The challenges of being a student were a focus of USD 257 board members Monday night.
School administrators and staff told how they are addressing these challenges, including how to help students who are falling behind in their studies and those who face the social problem of bullying.
Students in middle school, grades 5 through 8, are especially vulnerable to bullying, said Stacey Crusinbery, counselor at IMS.
The good news is that over the past six years reports of bullying have decreased substantially, from 55 percent to 13 percent of students, said Crusinbery, as determined from a recent survey in which the 340 students responded anonymously.
Students could report any instances of bullying, including verbal, physical, social or cyber. According to the survey, 43 students reported instances of either being bullied or witnessing someone being bullied.
“Sixth grade is the worst,” Crusinbery said, and verbal abuse is the most common. A student interceding for a friend is the most effective way to curb offensive behavior by others, Crusinbery said.
Certain “hot spots” for bullying include the lunchroom, locker areas, classrooms when a teacher is absent, gym class, and texting on their phones.
Crusinbery said specific measures have improved the school environment, including:
1. Education about bullying.
2. The effectiveness of peer intervention.
3. Making the school environment less prone to bullying including changing the locker rooms, installing cameras and eliminating school lunch lines.
4. Implementing ChromeBooks. “Kids e-mail me all the time with concerns,” Crusinbery said.
Compared to other school districts in the state and county, USD 257 reports slightly fewer instances of bullying, Crusinbery said. The districts file their findings in an annual report called Kansas Communities that Care.
ALONG THAT same line, school board members approved a student advocate position to work with seventh- and eighth-graders who are “slipping through the cracks,” said Jack Stanley, principal at IMS.
Brad Crusinbery, assistant principal at IMS, reported there are 52 students in those two grades who had “at least one F, sometimes four or five.”
“In our schools today it takes some type of outside support to be successful,” Crusinbery said. “That support could be their parents at the home or from a special teacher.”
But not all students are so lucky and feel no sense of purpose to getting an education, Crusinbery said.
Crusinbery recalled a recent conversation with a middle-schooler he has known since kindergarten.
“He’s struggled every year,” the principal said. “I asked him where he saw himself down the road. ‘What do you want to do?’”
The student replied, “I don’t know. I don’t know.”
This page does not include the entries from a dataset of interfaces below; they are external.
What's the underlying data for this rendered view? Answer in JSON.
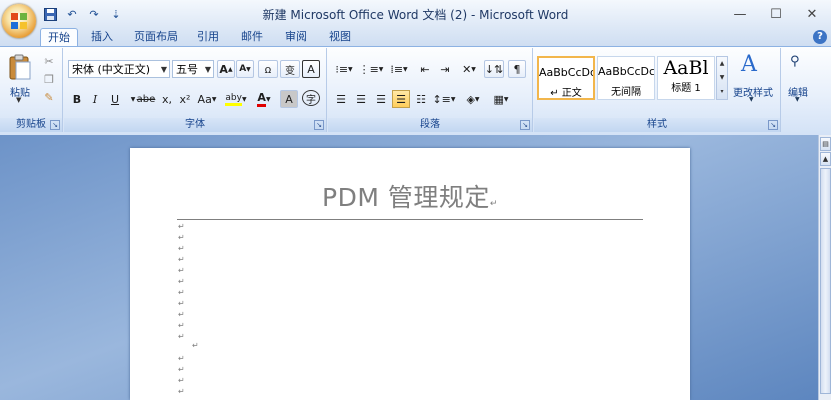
{
  "window": {
    "title": "新建 Microsoft Office Word 文档 (2) - Microsoft Word",
    "controls": {
      "minimize": "—",
      "maximize": "☐",
      "close": "✕"
    }
  },
  "quick_access": {
    "save_icon": "save-icon",
    "undo_glyph": "↶",
    "redo_glyph": "↷",
    "customize_glyph": "⇣"
  },
  "tabs": [
    {
      "label": "开始",
      "active": true
    },
    {
      "label": "插入"
    },
    {
      "label": "页面布局"
    },
    {
      "label": "引用"
    },
    {
      "label": "邮件"
    },
    {
      "label": "审阅"
    },
    {
      "label": "视图"
    }
  ],
  "clipboard": {
    "paste_label": "粘贴",
    "group_label": "剪贴板"
  },
  "font": {
    "font_name": "宋体 (中文正文)",
    "font_size": "五号",
    "grow": "A",
    "shrink": "A",
    "clear_format": "ꭥ",
    "phonetic": "变",
    "char_border": "A",
    "bold": "B",
    "italic": "I",
    "underline": "U",
    "strike": "abe",
    "subscript": "x,",
    "superscript": "x²",
    "change_case": "Aa",
    "highlight": "aby",
    "font_color": "A",
    "char_shading": "A",
    "enclose": "字",
    "group_label": "字体"
  },
  "paragraph": {
    "group_label": "段落"
  },
  "styles": {
    "items": [
      {
        "sample": "AaBbCcDd",
        "name": "↵ 正文",
        "active": true
      },
      {
        "sample": "AaBbCcDc",
        "name": "无间隔"
      },
      {
        "sample": "AaBl",
        "name": "标题 1"
      }
    ],
    "change_styles": "更改样式",
    "group_label": "样式"
  },
  "editing": {
    "label": "编辑"
  },
  "document": {
    "title": "PDM 管理规定",
    "return_mark": "↵"
  },
  "colors": {
    "highlight": "#ffff00",
    "font_color": "#e00000",
    "accent": "#15428b"
  }
}
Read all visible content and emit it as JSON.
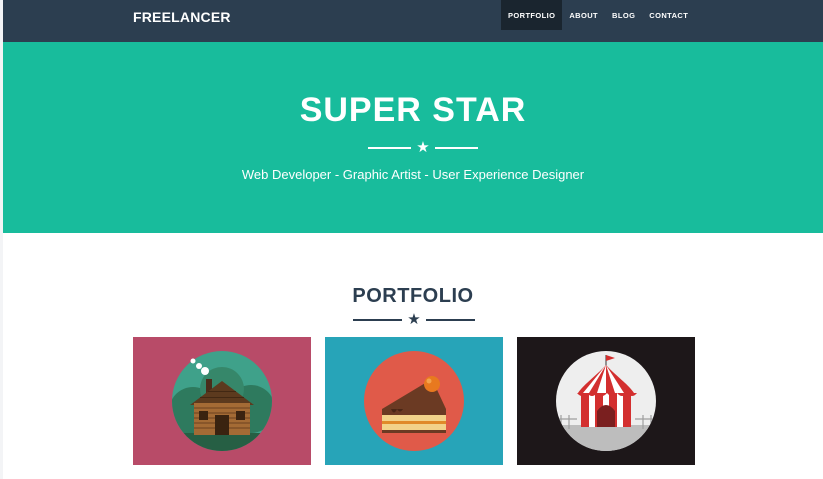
{
  "navbar": {
    "brand": "FREELANCER",
    "links": [
      {
        "label": "PORTFOLIO",
        "active": true
      },
      {
        "label": "ABOUT",
        "active": false
      },
      {
        "label": "BLOG",
        "active": false
      },
      {
        "label": "CONTACT",
        "active": false
      }
    ]
  },
  "hero": {
    "title": "SUPER STAR",
    "subtitle": "Web Developer - Graphic Artist - User Experience Designer"
  },
  "portfolio": {
    "title": "PORTFOLIO",
    "items": [
      {
        "icon": "cabin-icon",
        "background": "#b84b68"
      },
      {
        "icon": "cake-icon",
        "background": "#27a4b8"
      },
      {
        "icon": "circus-tent-icon",
        "background": "#1d1719"
      }
    ]
  },
  "colors": {
    "navbar": "#2c3e50",
    "navbar_active": "#1a252f",
    "hero": "#18bc9c",
    "heading": "#2c3e50"
  }
}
“The more we got into the conversation, it became clear that he thought nobody really cared about him or what he did with his life,” Crusinbery said.
It’s these students, particularly, who are in danger of dropping out of school — and society — if they don’t turn the corner on their education, added Jack Koehn, USD 257 superintendent of schools.
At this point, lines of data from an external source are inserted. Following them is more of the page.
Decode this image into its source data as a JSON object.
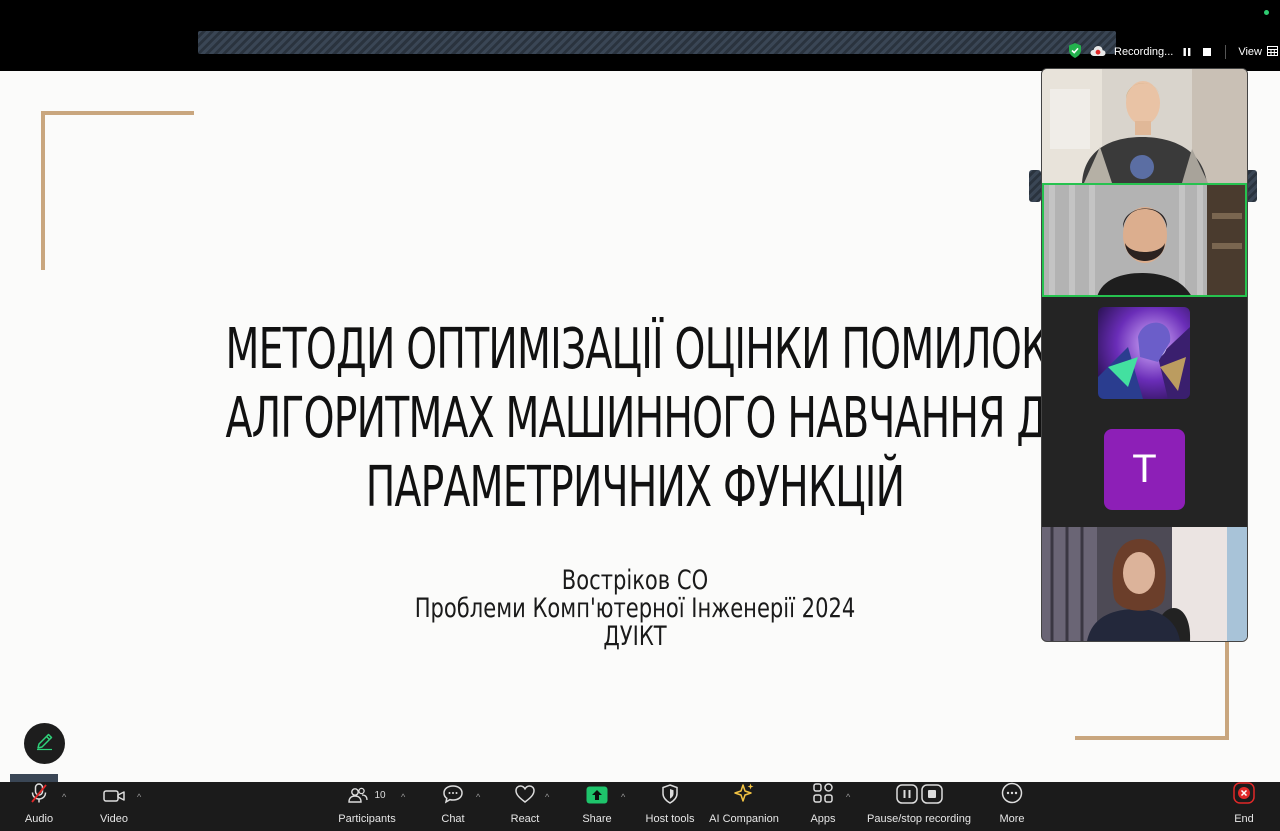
{
  "top_bar": {
    "recording_label": "Recording...",
    "view_label": "View"
  },
  "slide": {
    "title_lines": [
      "МЕТОДИ ОПТИМІЗАЦІЇ ОЦІНКИ ПОМИЛОК",
      "АЛГОРИТМАХ МАШИННОГО НАВЧАННЯ ДЛ",
      "ПАРАМЕТРИЧНИХ ФУНКЦІЙ"
    ],
    "author": "Вострiков СО",
    "conference": "Проблеми Комп'ютерної Інженерії 2024",
    "institution": "ДУІКТ",
    "accent_color": "#c9a67e"
  },
  "participants_panel": {
    "tiles": [
      {
        "type": "video",
        "icon": "participant-video-woman",
        "active": false
      },
      {
        "type": "video",
        "icon": "participant-video-man",
        "active": true
      },
      {
        "type": "avatar-image",
        "icon": "anime-avatar",
        "active": false
      },
      {
        "type": "initial",
        "initial": "T",
        "color": "#8d1fb7",
        "active": false
      },
      {
        "type": "video",
        "icon": "participant-video-woman-2",
        "active": false
      }
    ]
  },
  "toolbar": {
    "audio_label": "Audio",
    "video_label": "Video",
    "participants_label": "Participants",
    "participants_count": "10",
    "chat_label": "Chat",
    "react_label": "React",
    "share_label": "Share",
    "host_tools_label": "Host tools",
    "ai_companion_label": "AI Companion",
    "apps_label": "Apps",
    "recording_label": "Pause/stop recording",
    "more_label": "More",
    "end_label": "End",
    "share_color": "#1ec46b",
    "end_color": "#e02828"
  }
}
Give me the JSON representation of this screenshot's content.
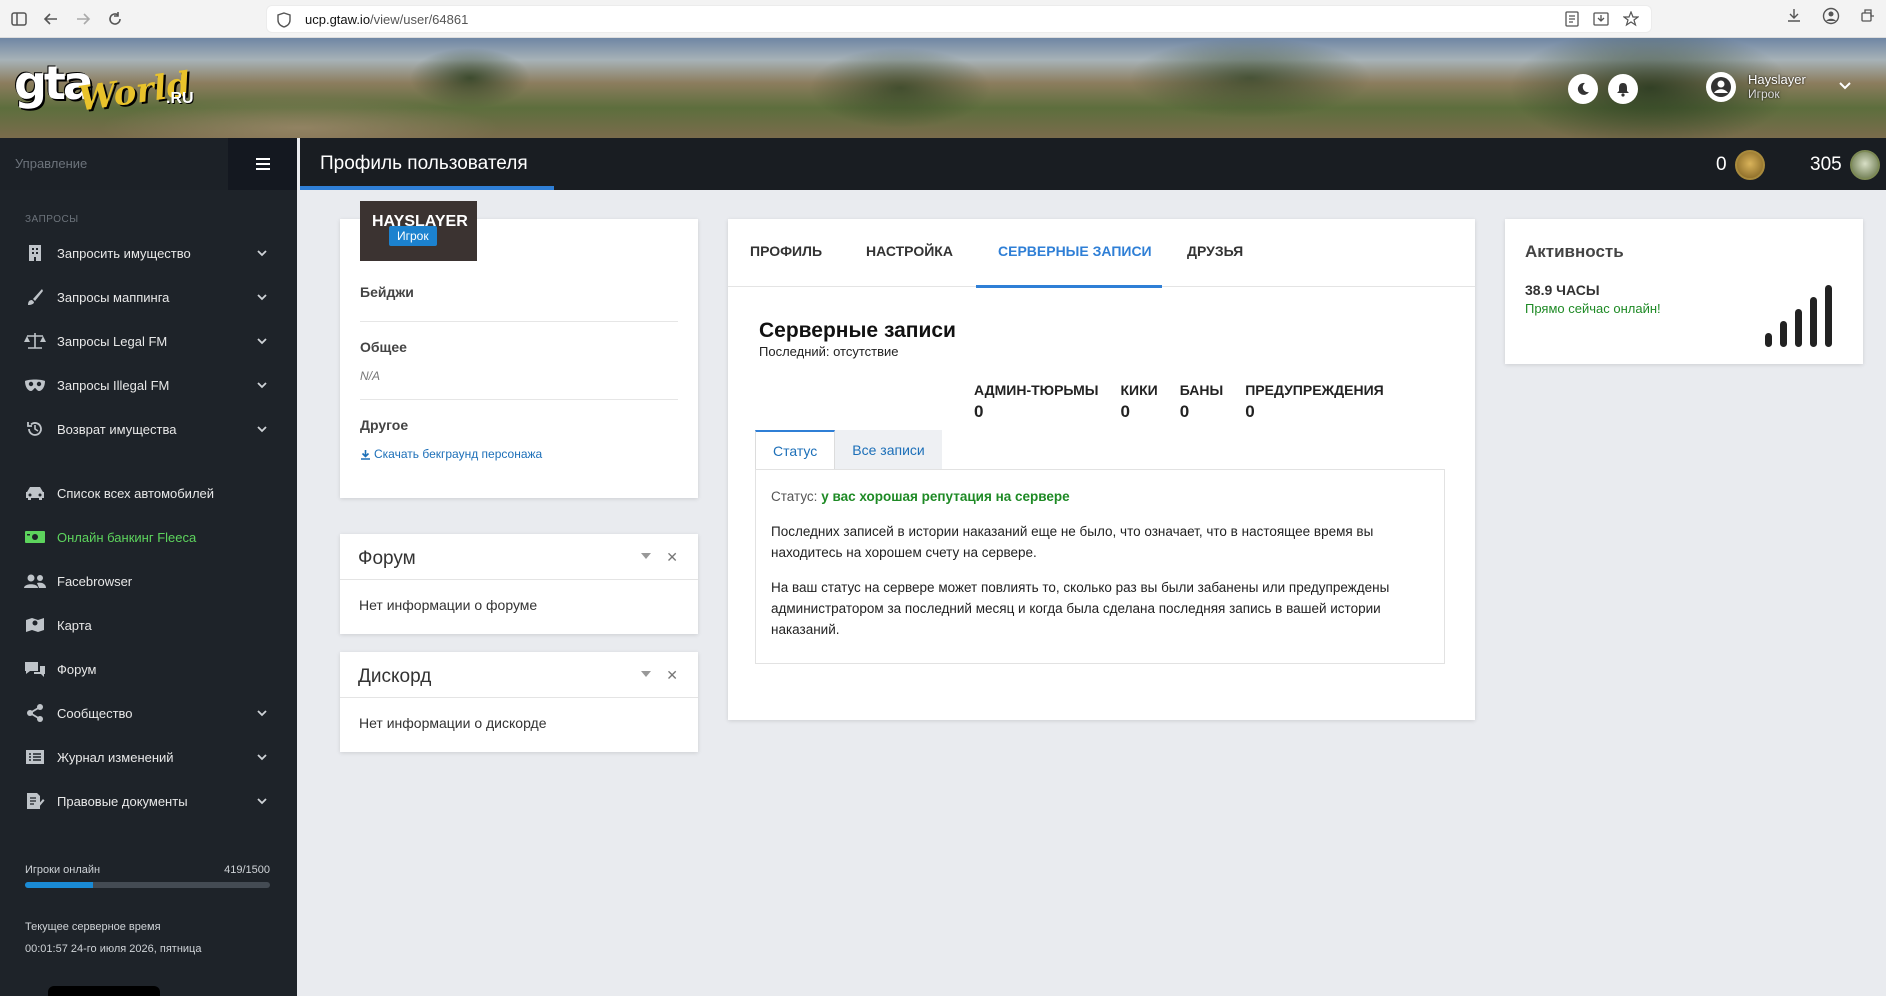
{
  "browser": {
    "url_host": "ucp.gtaw.io",
    "url_path": "/view/user/64861"
  },
  "header": {
    "logo_text": "gtaWorld.ru",
    "user_name": "Hayslayer",
    "user_role": "Игрок"
  },
  "sidebar": {
    "top_label": "Управление",
    "section_label": "ЗАПРОСЫ",
    "items": [
      {
        "label": "Запросить имущество",
        "icon": "building-icon",
        "expandable": true
      },
      {
        "label": "Запросы маппинга",
        "icon": "brush-icon",
        "expandable": true
      },
      {
        "label": "Запросы Legal FM",
        "icon": "scale-icon",
        "expandable": true
      },
      {
        "label": "Запросы Illegal FM",
        "icon": "mask-icon",
        "expandable": true
      },
      {
        "label": "Возврат имущества",
        "icon": "history-icon",
        "expandable": true
      },
      {
        "label": "Список всех автомобилей",
        "icon": "car-icon",
        "expandable": false
      },
      {
        "label": "Онлайн банкинг Fleeca",
        "icon": "money-icon",
        "expandable": false,
        "active": true
      },
      {
        "label": "Facebrowser",
        "icon": "users-icon",
        "expandable": false
      },
      {
        "label": "Карта",
        "icon": "map-icon",
        "expandable": false
      },
      {
        "label": "Форум",
        "icon": "comments-icon",
        "expandable": false
      },
      {
        "label": "Сообщество",
        "icon": "share-icon",
        "expandable": true
      },
      {
        "label": "Журнал изменений",
        "icon": "list-icon",
        "expandable": true
      },
      {
        "label": "Правовые документы",
        "icon": "document-icon",
        "expandable": true
      }
    ],
    "players_label": "Игроки онлайн",
    "players_count": "419/1500",
    "players_fraction": 0.279,
    "time_label": "Текущее серверное время",
    "time_value": "00:01:57 24-го июля 2026, пятница"
  },
  "titlebar": {
    "title": "Профиль пользователя",
    "stat1": "0",
    "stat2": "305"
  },
  "profile": {
    "name": "HAYSLAYER",
    "role": "Игрок",
    "badges_label": "Бейджи",
    "general_label": "Общее",
    "general_value": "N/A",
    "other_label": "Другое",
    "download_link": "Скачать бекграунд персонажа"
  },
  "forum_card": {
    "title": "Форум",
    "body": "Нет информации о форуме"
  },
  "discord_card": {
    "title": "Дискорд",
    "body": "Нет информации о дискорде"
  },
  "records": {
    "tabs": [
      "ПРОФИЛЬ",
      "НАСТРОЙКА",
      "СЕРВЕРНЫЕ ЗАПИСИ",
      "ДРУЗЬЯ"
    ],
    "active_tab": 2,
    "title": "Серверные записи",
    "subtitle": "Последний: отсутствие",
    "counters": [
      {
        "label": "АДМИН-ТЮРЬМЫ",
        "value": "0"
      },
      {
        "label": "КИКИ",
        "value": "0"
      },
      {
        "label": "БАНЫ",
        "value": "0"
      },
      {
        "label": "ПРЕДУПРЕЖДЕНИЯ",
        "value": "0"
      }
    ],
    "sub_tabs": [
      "Статус",
      "Все записи"
    ],
    "status_label": "Статус:",
    "status_value": "у вас хорошая репутация на сервере",
    "paragraph1": "Последних записей в истории наказаний еще не было, что означает, что в настоящее время вы находитесь на хорошем счету на сервере.",
    "paragraph2": "На ваш статус на сервере может повлиять то, сколько раз вы были забанены или предупреждены администратором за последний месяц и когда была сделана последняя запись в вашей истории наказаний."
  },
  "activity": {
    "title": "Активность",
    "hours": "38.9 ЧАСЫ",
    "online": "Прямо сейчас онлайн!"
  },
  "colors": {
    "accent": "#2f7fd6",
    "sidebar_bg": "#1e2329",
    "success": "#1e8a25",
    "active_nav": "#5dd45d"
  }
}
“If we lose them here, then at some point they most likely will drop out. We want to avoid that,” he said.
The administrators envision the student advocate to work one-on-one with students to help them gain more confidence as students.
“The key is finding the right person,” Koehn said. “It’s someone who can connect to kids and is passionate about helping them make their lives better.”
Such a person may not necessarily be a certified teacher, Koehn said.
“If we find someone with that passion to help these kids, the rest will take care of itself,” he said.
If such a person can be found, “I don’t think we can spend our money any better,” said Koehn.
BOARD members approved a sublease with Fort Scott Community College to use the building outside of LaHarpe for the career technology program.
For this semester, FSCC agreed to pay $3,082, which essentially “covers utilities,” Koehn said.
FSCC provides an instructor for the construction trades class currently being taught. The college then is reimbursed by the state for the instructor and materials required.
“Here’s our dilemma. We have fixed costs such as utilities but they want to pay us according to how many students are enrolled in the program,” Koehn said.
While the program is in its infancy Koehn said such growing pains are to be expected.
“It’s going to cost us a little money to get this going. Other schools understand they have to chip in, too,” he said.
Successful models abound, he said, noting Crawford County’s tech program has about 100 students, including some adults, and garners about $40,000 a year in support.
The likelihood that a production welding class can be implemented by January is growing slimmer.
“We’re in a hoop fest on this,” he said, referring to all the forms required to secure a $122,000 grant from the Goppert Foundation that will be used in part to fund the class.
A minimum of eight students is needed to ensure the class is a go, Koehn said. Six IHS students have expressed an interest, as well as several from Crest, Marmaton Valley and Uniontown schools.